Legal Scholar: Race matters in jury selection

Defense counsel has obligation to discuss race during jury selection process, says Joy in recently published law review

Given the importance that race and racial bias may play in certain cases, defense counsel has an obligation to determine when and how to discuss issues of race during jury selection in order to be effective, argues a criminal justice expert at Washington University in St. Louis.


“When race matters in a case, it plays a role in the outcome, just like the state’s burden of proof, the credibility of witnesses, the identification of the defendant-client, how the jury views the police involved in the case, or, if the client testifies, how believable the jury thinks the client is,” wrote Peter Joy, JD, professor of law, in a recent essay in the Northwestern University Law Review.

“Race matters to this degree because race affects the way jurors view each of these issues,” he wrote.

In the piece, Joy addresses the importance of a trial lawyer discussing the lawyer’s fears about a case, including issues of race, in jury selection. He discusses issues of implicit racial biases and explains why race matters and how important race-salient jury selection is, especially when race is not an obvious issue in the case.
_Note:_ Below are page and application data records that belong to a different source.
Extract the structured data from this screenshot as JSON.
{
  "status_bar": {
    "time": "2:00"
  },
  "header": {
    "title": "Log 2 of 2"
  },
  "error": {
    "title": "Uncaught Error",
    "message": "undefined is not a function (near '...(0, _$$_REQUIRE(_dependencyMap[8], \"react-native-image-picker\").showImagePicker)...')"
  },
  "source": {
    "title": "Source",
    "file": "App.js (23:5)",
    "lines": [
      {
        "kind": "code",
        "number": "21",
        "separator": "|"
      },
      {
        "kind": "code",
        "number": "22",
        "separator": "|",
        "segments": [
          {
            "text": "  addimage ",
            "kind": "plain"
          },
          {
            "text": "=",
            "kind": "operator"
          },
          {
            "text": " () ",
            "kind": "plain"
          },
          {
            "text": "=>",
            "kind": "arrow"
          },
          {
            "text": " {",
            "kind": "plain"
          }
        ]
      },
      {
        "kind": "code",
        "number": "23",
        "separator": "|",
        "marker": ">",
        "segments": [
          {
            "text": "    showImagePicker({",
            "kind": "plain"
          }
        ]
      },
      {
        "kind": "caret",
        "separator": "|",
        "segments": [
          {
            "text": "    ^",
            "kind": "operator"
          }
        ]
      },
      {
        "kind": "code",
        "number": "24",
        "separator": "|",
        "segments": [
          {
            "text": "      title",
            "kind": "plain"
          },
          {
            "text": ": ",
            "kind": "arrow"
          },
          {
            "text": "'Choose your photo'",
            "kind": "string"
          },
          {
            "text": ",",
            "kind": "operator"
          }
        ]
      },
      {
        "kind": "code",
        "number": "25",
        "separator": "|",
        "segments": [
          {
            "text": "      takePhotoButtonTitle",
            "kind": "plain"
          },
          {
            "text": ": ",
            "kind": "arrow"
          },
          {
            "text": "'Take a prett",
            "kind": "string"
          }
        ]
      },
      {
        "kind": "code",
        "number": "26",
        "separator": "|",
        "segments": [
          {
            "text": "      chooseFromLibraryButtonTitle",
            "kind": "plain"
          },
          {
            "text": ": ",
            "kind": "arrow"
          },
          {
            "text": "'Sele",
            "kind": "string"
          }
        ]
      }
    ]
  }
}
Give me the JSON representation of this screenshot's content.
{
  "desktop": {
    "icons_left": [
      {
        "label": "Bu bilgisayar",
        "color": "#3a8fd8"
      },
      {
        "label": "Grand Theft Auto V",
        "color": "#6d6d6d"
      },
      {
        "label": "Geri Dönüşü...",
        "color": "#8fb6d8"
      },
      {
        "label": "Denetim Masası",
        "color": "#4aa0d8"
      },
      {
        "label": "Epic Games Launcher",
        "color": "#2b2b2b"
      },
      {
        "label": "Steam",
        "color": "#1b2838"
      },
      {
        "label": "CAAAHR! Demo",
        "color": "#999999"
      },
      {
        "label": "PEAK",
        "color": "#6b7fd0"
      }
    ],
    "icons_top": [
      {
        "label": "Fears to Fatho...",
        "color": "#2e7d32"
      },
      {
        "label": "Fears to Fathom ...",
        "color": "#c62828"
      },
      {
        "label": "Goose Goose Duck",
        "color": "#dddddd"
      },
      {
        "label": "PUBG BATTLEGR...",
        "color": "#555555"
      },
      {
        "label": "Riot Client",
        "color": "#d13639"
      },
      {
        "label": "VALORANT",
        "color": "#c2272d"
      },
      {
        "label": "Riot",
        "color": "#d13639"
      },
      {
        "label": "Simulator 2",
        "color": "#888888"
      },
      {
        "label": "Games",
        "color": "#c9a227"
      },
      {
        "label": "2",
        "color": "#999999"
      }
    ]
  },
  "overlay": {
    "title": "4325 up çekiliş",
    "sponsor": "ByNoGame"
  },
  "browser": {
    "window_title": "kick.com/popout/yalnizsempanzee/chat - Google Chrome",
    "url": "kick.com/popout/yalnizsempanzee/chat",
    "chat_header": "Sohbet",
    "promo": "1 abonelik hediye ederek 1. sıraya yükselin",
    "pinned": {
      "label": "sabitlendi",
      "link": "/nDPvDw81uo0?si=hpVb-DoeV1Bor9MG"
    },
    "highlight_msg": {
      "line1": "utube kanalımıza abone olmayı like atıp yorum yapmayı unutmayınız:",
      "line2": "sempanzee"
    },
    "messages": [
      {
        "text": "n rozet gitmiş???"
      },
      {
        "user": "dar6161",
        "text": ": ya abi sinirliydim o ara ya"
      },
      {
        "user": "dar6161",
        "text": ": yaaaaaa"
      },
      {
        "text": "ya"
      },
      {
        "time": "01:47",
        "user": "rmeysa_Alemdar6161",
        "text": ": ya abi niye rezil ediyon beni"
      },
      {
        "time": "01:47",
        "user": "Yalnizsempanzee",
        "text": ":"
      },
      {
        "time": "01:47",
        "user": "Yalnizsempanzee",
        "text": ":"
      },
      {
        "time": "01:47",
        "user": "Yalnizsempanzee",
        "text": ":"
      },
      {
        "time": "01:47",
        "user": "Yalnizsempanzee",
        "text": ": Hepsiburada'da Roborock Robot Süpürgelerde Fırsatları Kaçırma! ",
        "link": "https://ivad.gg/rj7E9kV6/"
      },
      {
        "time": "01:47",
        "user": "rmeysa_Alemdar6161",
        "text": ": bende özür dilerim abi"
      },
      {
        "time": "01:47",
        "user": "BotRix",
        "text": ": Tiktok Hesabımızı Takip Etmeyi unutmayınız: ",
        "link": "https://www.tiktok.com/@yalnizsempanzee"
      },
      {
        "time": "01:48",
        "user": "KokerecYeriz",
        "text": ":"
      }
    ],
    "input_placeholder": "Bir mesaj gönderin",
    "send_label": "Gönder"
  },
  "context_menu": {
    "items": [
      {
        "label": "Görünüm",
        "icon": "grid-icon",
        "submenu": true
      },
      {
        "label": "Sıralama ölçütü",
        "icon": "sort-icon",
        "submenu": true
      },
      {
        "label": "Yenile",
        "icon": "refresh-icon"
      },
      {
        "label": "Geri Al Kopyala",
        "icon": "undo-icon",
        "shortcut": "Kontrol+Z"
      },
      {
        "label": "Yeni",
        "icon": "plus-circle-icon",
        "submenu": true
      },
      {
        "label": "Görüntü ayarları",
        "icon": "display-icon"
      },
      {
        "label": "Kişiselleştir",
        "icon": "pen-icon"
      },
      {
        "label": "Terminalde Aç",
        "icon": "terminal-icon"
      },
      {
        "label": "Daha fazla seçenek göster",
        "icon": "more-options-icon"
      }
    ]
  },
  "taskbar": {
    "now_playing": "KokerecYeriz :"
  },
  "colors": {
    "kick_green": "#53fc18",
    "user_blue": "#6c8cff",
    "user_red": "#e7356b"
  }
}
He also suggests ways an attorney could approach discussing the issues raised by the situation in Ferguson with the panel of prospective jurors.

“Especially in times when issues of race are on the minds of potential jurors, such as currently in the St. Louis area due to the shooting of Michael Brown and continuing protests in Ferguson and several other cities over racial injustices, failing to question about bias in some cases may result in stacking the jury against the accused,” Joy wrote.

To read the full essay, visit